Murder rates continued to increase this past year and looking back at 2021, initial reports show major cities challenged by new records.
As the nation rounds out the first week of the New Year, The National Desk’s Fact Check Team is looking back at the crime data from the year and what may come in 2022.
What the team found behind the headlines is a rise in murder in major cities across America and some common themes between them.
Twelve cities made the list — all of them having homicide numbers that surpassed a deadly record.
All of the cities have broken their all-time record for homicides in a single year. There are some outliers, such as Philadelphia with 524 murders or 342 in Memphis, both of which are major metro areas. In half of these cities, it’s a continued trend.
But in cities like Portland or Austin, violence has broken records from back times of the highest murder rates across the nation — 1988 to 1994.
One of the similarities between these cities is that each one has a Democratic mayor.
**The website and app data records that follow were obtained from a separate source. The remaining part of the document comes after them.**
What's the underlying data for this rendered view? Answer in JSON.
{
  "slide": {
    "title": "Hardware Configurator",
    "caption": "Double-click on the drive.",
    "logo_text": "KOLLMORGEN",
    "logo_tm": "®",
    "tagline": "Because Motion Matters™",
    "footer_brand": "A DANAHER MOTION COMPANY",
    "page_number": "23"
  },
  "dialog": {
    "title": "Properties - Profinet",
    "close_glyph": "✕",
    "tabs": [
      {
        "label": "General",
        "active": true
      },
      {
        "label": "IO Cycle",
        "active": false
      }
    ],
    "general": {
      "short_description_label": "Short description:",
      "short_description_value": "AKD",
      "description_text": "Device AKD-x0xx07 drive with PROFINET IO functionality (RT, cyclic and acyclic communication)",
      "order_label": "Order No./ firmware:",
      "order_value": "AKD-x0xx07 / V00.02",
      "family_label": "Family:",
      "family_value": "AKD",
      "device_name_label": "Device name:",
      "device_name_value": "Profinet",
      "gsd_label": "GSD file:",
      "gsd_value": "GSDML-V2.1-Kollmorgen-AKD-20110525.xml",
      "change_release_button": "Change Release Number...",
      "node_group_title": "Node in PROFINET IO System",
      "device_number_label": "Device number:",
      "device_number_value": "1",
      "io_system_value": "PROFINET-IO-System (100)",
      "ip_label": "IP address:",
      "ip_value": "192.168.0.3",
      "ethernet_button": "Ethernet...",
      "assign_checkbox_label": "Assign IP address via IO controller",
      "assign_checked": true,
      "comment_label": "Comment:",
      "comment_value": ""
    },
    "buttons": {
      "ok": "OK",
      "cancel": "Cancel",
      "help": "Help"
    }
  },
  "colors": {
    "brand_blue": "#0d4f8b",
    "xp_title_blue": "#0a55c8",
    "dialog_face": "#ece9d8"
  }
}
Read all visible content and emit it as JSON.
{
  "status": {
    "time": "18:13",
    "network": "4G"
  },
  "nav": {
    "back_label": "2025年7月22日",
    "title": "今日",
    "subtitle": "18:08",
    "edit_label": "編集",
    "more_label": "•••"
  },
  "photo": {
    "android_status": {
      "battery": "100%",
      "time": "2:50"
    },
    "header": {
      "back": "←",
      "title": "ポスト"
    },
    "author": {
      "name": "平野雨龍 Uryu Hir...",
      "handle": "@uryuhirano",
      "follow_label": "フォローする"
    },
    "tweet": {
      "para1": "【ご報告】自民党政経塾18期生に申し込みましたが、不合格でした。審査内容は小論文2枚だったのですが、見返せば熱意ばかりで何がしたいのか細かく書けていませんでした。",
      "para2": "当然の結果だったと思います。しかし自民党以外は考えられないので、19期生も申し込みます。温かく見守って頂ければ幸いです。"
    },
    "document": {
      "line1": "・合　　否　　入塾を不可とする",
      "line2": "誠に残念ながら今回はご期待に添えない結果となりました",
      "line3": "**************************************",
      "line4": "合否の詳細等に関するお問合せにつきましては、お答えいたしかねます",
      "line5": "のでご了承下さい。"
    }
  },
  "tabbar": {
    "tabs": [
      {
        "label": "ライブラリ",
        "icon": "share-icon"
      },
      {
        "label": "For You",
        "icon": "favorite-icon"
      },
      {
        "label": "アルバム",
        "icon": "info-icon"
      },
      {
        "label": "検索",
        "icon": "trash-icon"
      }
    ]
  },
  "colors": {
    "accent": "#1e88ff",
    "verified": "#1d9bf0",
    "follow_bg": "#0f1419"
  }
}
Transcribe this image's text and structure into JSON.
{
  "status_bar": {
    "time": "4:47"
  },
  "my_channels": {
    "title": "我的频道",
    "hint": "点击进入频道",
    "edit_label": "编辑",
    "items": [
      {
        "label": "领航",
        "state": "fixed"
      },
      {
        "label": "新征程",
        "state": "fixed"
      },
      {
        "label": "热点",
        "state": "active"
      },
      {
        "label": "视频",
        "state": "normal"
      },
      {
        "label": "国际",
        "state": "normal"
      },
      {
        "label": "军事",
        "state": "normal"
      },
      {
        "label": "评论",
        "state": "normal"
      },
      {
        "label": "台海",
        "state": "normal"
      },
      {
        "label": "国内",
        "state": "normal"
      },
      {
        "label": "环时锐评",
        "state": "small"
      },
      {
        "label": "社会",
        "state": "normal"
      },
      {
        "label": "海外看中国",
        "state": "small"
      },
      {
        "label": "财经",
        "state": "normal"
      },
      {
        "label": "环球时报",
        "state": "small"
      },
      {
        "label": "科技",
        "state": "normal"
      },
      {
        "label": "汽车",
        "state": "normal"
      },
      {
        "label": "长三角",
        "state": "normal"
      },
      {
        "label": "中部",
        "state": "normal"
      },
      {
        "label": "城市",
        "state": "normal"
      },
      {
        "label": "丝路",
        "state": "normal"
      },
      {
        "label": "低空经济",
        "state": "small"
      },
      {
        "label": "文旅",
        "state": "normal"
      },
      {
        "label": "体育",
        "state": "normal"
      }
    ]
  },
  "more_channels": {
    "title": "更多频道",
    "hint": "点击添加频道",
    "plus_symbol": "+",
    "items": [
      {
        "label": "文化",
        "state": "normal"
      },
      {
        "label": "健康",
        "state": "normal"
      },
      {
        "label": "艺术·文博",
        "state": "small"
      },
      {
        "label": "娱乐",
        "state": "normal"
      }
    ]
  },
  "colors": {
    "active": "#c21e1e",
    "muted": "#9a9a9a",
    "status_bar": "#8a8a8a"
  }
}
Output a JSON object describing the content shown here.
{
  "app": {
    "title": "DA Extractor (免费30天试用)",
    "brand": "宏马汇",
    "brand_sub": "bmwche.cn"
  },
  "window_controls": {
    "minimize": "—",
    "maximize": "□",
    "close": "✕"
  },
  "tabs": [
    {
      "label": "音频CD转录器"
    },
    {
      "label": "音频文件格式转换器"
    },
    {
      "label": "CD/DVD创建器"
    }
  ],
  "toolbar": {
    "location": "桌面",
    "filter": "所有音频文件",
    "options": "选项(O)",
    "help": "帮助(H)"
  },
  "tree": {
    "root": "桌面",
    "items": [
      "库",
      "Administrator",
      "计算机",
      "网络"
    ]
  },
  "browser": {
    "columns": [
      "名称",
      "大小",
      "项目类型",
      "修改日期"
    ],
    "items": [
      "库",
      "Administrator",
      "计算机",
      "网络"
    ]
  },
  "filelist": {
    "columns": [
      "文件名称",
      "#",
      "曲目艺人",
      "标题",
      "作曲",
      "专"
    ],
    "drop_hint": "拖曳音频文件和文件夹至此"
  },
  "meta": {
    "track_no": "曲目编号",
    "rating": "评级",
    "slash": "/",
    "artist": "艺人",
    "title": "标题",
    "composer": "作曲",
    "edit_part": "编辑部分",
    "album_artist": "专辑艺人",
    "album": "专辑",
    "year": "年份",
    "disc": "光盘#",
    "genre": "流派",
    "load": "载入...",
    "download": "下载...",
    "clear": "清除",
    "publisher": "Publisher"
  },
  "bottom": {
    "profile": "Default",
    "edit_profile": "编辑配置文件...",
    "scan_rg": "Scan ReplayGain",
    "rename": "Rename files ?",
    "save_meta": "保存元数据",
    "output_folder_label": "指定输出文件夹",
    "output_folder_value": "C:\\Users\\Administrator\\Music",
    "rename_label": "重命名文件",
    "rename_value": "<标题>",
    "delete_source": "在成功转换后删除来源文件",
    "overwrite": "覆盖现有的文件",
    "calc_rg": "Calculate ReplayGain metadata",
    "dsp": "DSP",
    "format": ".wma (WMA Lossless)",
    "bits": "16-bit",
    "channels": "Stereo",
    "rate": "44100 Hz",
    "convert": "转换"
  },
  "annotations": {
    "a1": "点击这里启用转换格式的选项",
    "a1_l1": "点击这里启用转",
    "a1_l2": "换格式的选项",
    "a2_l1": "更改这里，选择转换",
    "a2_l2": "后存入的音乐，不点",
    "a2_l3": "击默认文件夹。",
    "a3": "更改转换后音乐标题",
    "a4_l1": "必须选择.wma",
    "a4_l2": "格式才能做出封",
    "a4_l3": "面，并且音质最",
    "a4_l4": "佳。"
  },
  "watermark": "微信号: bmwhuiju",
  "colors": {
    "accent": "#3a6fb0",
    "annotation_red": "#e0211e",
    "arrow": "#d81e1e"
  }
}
Milwaukee is holding a special mayoral election in April and it will be interesting to see if crime reduction will be a big topic of campaigns.
Those aspects include things like the stress the pandemic places on vulnerable individuals, the strain on safety and healthcare resources and an increase in gun purchases.
A report from The Council on Criminal Justice highlights the 2020 mass protests following the police killing of George Floyd in Minneapolis, although the connection between the social unrest and the increase in homicides remains uncertain.
Minneapolis did tie its previous record number of homicides, with 97 in the years 1997 and 2021.
There is also the question of whether there is a connection of rising crime in cities that chose to reduce police funding.
In Portland, the city council cut $15 million from the police budget and eliminated 84 sworn positions in 2020. As a response to a historic murder rate, their new budget partially restores $5 million of what was cut. Officials say the additional funds will be used to hire more officers and body cameras.
Studies show that there is no direct correlation between police funding and the amount of crime. There are a lot of factors that play a part here but it does seem like these departments are beefing up resources in response to the crime rates they are experiencing.
Looking at these major cities, murder is just one aspect of the city’s crime rate.
Using the FBI's crime database, there were also trends in property crime that could be noted.
Overall, more than half of the cities on the list had a downward trend for property crime, with some of those cities continually coming down since the early '90s.
The other cities on the list were near normal levels of property crime, most of them slightly lower in recent years.
Out of all the major cities, only Tucson, Arizona and Milwaukee, Wisconsin had any upward trends at all.
And many of these cities — while they are breaking records — aren’t the highest per capita. Austin, for example, actually has 20 to 30 fewer homicides this past year than other cities of similar size in Texas in 2020.
Bottom line — even though these cities are breaking their homicide records, not all of them are dangerous places to be.View This Story on Our Site